■ EXERCISE
Repeat each record exactly, skipping the pictures.

Stored data
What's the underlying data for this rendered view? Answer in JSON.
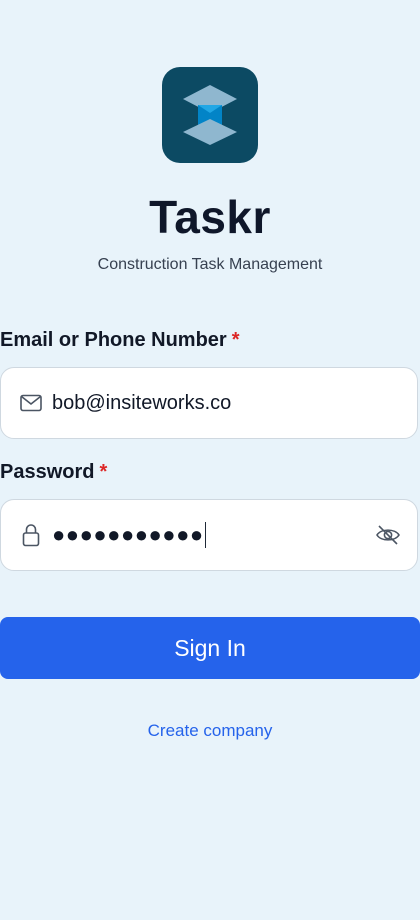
{
  "app": {
    "title": "Taskr",
    "subtitle": "Construction Task Management",
    "logo_icon": "stacked-layers-logo",
    "logo_bg": "#0c4a63"
  },
  "email_field": {
    "label": "Email or Phone Number",
    "required_marker": "*",
    "icon": "mail-icon",
    "value": "bob@insiteworks.co"
  },
  "password_field": {
    "label": "Password",
    "required_marker": "*",
    "icon": "lock-icon",
    "masked_value": "●●●●●●●●●●●",
    "toggle_icon": "eye-off-icon"
  },
  "actions": {
    "sign_in": "Sign In",
    "create_company": "Create company"
  },
  "colors": {
    "background": "#e8f3fa",
    "primary": "#2563eb",
    "required": "#dc2626",
    "title": "#0f172a"
  }
}
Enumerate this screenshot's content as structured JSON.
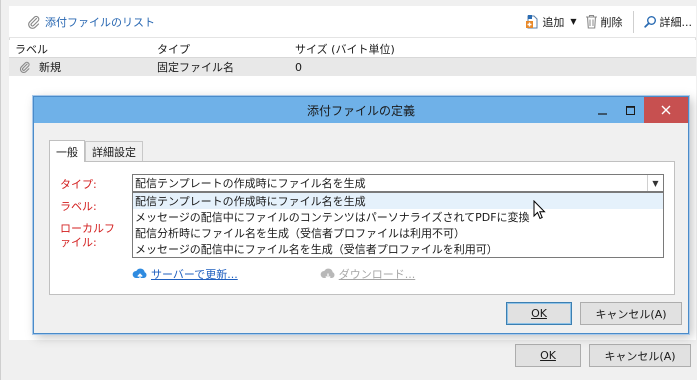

■ WRITTEN RESPONSE
What's the underlying data for this rendered view? Answer in JSON.
{
  "app": {
    "title": "Taskr",
    "subtitle": "Construction Task Management",
    "logo_icon": "stacked-layers-logo",
    "logo_bg": "#0c4a63"
  },
  "email_field": {
    "label": "Email or Phone Number",
    "required_marker": "*",
    "icon": "mail-icon",
    "value": "bob@insiteworks.co"
  },
  "password_field": {
    "label": "Password",
    "required_marker": "*",
    "icon": "lock-icon",
    "masked_value": "●●●●●●●●●●●",
    "toggle_icon": "eye-off-icon"
  },
  "actions": {
    "sign_in": "Sign In",
    "create_company": "Create company"
  },
  "colors": {
    "background": "#e8f3fa",
    "primary": "#2563eb",
    "required": "#dc2626",
    "title": "#0f172a"
  }
}
Enumerate this screenshot's content as structured JSON.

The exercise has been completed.